It was 2017, and the six-point lead Strong’s 2A Fayetteville Academy Eagle team built seemed doomed. With six minutes left in the conference championship game against Harrells Christian, his team’s leading scorer committed his fifth foul while defending a drive.
The Eagles, who had only six players and were already crippled with foul trouble, had no sub.
Strong said Wright, a sophomore, calmed him down in the huddle. It was a rivalry game and Wright was determined Harrells Christian would not beat him for a third time that season.
“(Wright) was so phenomenal that night,” Strong said. “They were triple and double teaming him from getting the ball. But when he got it, they couldn't stop him.”
Wright, who scored 32, threw down a ferocious slam in the final minutes to help the Eagles win by two.
“I looked up in the sky and I said, ‘He's here,’” Strong said. “In all my years of coaching I’ve never seen a kid do that.”
It was that type of scoring ability that attracted college interest. Wichita State and University of Maryland Baltimore County had Wright and his family out for a visit and quite a few coaches promised to stay in touch.
“They would always say 'we like you,' but they would never throw me an offer,” Wright said. “That hurt me at the moment because I knew I could play at that level.”
For most of high school, Wright’s only offer was from Marshall. But even then, coaches there rarely communicated, and Wright started questioning his ability.
“It was kind of discouraging,” Wright said. “Asking myself, ‘Am I actually good enough to play?’ That’s when the doubts started to creep in.”
Coach Tubby Smith, who directed a national championship at Kentucky, was not scared away. He coached similar players and recruited Wright to come to High Point.
“Even Rajon Rondo was only 6-foot-1,” Smith said. “You don’t have to be big. You just have to have a big heart. (Wright) is as tough and hard-nosed as any kid I’ve coached.”
Smith coached Wright at High Point for three years. Wright said he loved his time as a Panther and benefitted greatly from Smith’s coaching. When Wright decided to transfer, some 100 coaches called to express interest — ironically, about the same number of coaches that watched Wright play for 30 seconds in 2018.
“If anyone called me about him, I knew that I had nothing but great things to say about him,” Smith said. “Oklahoma State wasn’t necessarily taking a chance. You could see what he was capable of. He could play anywhere in the country, I felt that all along.”
Maybe it was the many hours spent watching cowboy TV shows such as Bonanza with his stepdad, or his proclivity for playing as OSU in video games as a child, but Wright always had liked OSU and it made his transfer destination easy.
“When (Wright) was little, we would always say, ‘John, we don't know anybody in Oklahoma. We're not from Oklahoma.’ But he said, ‘No. This is my team. You know, one day I'm gonna go for that school,’" Hightower said.

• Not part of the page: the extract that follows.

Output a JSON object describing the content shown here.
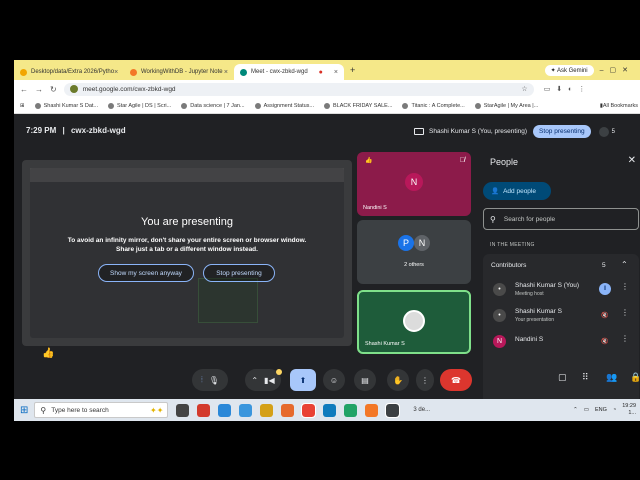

Wright’s post-college goal is making the NBA, but he hasn't ruled out staying at OSU for his super-senior season. It took a few extra years and a torturous 30 seconds to reach OSU, but Wright appreciates the journey.
“I didn’t let it bring me down,” Wright said. “I just let it fuel my fire.”